### Assignment
The whole listing below is to be repeated without alteration.

----------

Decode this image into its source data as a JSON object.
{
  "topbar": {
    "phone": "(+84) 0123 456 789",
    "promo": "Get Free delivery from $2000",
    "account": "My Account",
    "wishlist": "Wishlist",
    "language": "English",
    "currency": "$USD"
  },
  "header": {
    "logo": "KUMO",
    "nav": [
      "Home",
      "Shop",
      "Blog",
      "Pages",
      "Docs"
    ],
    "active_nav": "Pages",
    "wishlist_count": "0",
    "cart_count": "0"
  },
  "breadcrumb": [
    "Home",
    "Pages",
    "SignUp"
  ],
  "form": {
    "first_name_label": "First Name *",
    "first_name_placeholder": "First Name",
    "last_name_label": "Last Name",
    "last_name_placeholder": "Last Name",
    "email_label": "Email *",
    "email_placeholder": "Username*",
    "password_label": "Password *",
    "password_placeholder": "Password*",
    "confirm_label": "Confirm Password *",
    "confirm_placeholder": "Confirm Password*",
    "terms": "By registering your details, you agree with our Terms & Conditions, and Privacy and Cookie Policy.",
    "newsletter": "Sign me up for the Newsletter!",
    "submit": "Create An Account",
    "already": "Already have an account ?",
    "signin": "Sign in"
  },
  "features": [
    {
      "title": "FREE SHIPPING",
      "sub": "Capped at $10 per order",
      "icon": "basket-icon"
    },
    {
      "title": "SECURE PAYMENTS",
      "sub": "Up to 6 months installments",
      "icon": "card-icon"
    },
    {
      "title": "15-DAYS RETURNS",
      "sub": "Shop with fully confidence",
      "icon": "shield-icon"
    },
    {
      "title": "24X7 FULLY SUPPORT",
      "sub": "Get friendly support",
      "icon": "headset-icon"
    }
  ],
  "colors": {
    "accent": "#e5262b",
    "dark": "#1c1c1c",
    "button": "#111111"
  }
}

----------

### Answer to this problem
Decode this image into its source data as a JSON object.
{
  "topbar": {
    "phone": "(+84) 0123 456 789",
    "promo": "Get Free delivery from $2000",
    "account": "My Account",
    "wishlist": "Wishlist",
    "language": "English",
    "currency": "$USD"
  },
  "header": {
    "logo": "KUMO",
    "nav": [
      "Home",
      "Shop",
      "Blog",
      "Pages",
      "Docs"
    ],
    "active_nav": "Pages",
    "wishlist_count": "0",
    "cart_count": "0"
  },
  "breadcrumb": [
    "Home",
    "Pages",
    "SignUp"
  ],
  "form": {
    "first_name_label": "First Name *",
    "first_name_placeholder": "First Name",
    "last_name_label": "Last Name",
    "last_name_placeholder": "Last Name",
    "email_label": "Email *",
    "email_placeholder": "Username*",
    "password_label": "Password *",
    "password_placeholder": "Password*",
    "confirm_label": "Confirm Password *",
    "confirm_placeholder": "Confirm Password*",
    "terms": "By registering your details, you agree with our Terms & Conditions, and Privacy and Cookie Policy.",
    "newsletter": "Sign me up for the Newsletter!",
    "submit": "Create An Account",
    "already": "Already have an account ?",
    "signin": "Sign in"
  },
  "features": [
    {
      "title": "FREE SHIPPING",
      "sub": "Capped at $10 per order",
      "icon": "basket-icon"
    },
    {
      "title": "SECURE PAYMENTS",
      "sub": "Up to 6 months installments",
      "icon": "card-icon"
    },
    {
      "title": "15-DAYS RETURNS",
      "sub": "Shop with fully confidence",
      "icon": "shield-icon"
    },
    {
      "title": "24X7 FULLY SUPPORT",
      "sub": "Get friendly support",
      "icon": "headset-icon"
    }
  ],
  "colors": {
    "accent": "#e5262b",
    "dark": "#1c1c1c",
    "button": "#111111"
  }
}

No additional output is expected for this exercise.